(Data records for software interfaces)
_____
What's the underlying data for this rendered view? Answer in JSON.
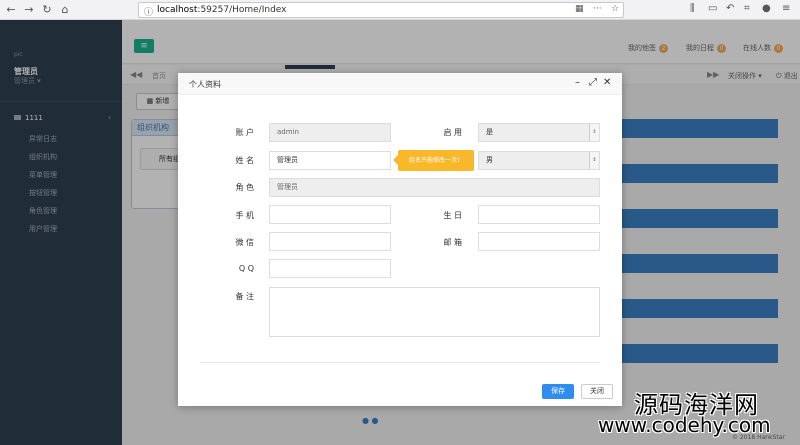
{
  "browser": {
    "url_host": "localhost",
    "url_path": ":59257/Home/Index",
    "more": "···"
  },
  "sidebar": {
    "user_small": "pic",
    "user_name": "管理员",
    "user_role": "管理员 ▾",
    "group_label": "1111",
    "items": [
      "异常日志",
      "组织机构",
      "菜单管理",
      "按钮管理",
      "角色管理",
      "用户管理"
    ]
  },
  "topbar": {
    "links": [
      {
        "label": "我的他签",
        "count": "2"
      },
      {
        "label": "我的日程",
        "count": "0"
      },
      {
        "label": "在线人数",
        "count": "0"
      }
    ]
  },
  "tabbar": {
    "home_tab": "首页",
    "close_ops": "关闭操作 ▾",
    "logout": "退出"
  },
  "content": {
    "add_button": "新增",
    "org_panel_title": "组织机构",
    "org_all": "所有组织"
  },
  "dialog": {
    "title": "个人资料",
    "fields": {
      "account_label": "账 户",
      "account_value": "admin",
      "enabled_label": "启 用",
      "enabled_value": "是",
      "name_label": "姓 名",
      "name_value": "管理员",
      "gender_value": "男",
      "role_label": "角 色",
      "role_value": "管理员",
      "phone_label": "手 机",
      "birthday_label": "生 日",
      "wechat_label": "微 信",
      "email_label": "邮 箱",
      "qq_label": "Q Q",
      "remark_label": "备 注"
    },
    "tooltip": "姓名只能修改一次！",
    "save": "保存",
    "close": "关闭"
  },
  "footer": {
    "copyright": "© 2018 HankStar"
  },
  "watermark": {
    "line1": "源码海洋网",
    "line2": "www.codehy.com"
  }
}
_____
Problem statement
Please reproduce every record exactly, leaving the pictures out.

Response below
What's the underlying data for this rendered view? Answer in JSON.
{
  "browser": {
    "url_host": "localhost",
    "url_path": ":59257/Home/Index",
    "more": "···"
  },
  "sidebar": {
    "user_small": "pic",
    "user_name": "管理员",
    "user_role": "管理员 ▾",
    "group_label": "1111",
    "items": [
      "异常日志",
      "组织机构",
      "菜单管理",
      "按钮管理",
      "角色管理",
      "用户管理"
    ]
  },
  "topbar": {
    "links": [
      {
        "label": "我的他签",
        "count": "2"
      },
      {
        "label": "我的日程",
        "count": "0"
      },
      {
        "label": "在线人数",
        "count": "0"
      }
    ]
  },
  "tabbar": {
    "home_tab": "首页",
    "close_ops": "关闭操作 ▾",
    "logout": "退出"
  },
  "content": {
    "add_button": "新增",
    "org_panel_title": "组织机构",
    "org_all": "所有组织"
  },
  "dialog": {
    "title": "个人资料",
    "fields": {
      "account_label": "账 户",
      "account_value": "admin",
      "enabled_label": "启 用",
      "enabled_value": "是",
      "name_label": "姓 名",
      "name_value": "管理员",
      "gender_value": "男",
      "role_label": "角 色",
      "role_value": "管理员",
      "phone_label": "手 机",
      "birthday_label": "生 日",
      "wechat_label": "微 信",
      "email_label": "邮 箱",
      "qq_label": "Q Q",
      "remark_label": "备 注"
    },
    "tooltip": "姓名只能修改一次！",
    "save": "保存",
    "close": "关闭"
  },
  "footer": {
    "copyright": "© 2018 HankStar"
  },
  "watermark": {
    "line1": "源码海洋网",
    "line2": "www.codehy.com"
  }
}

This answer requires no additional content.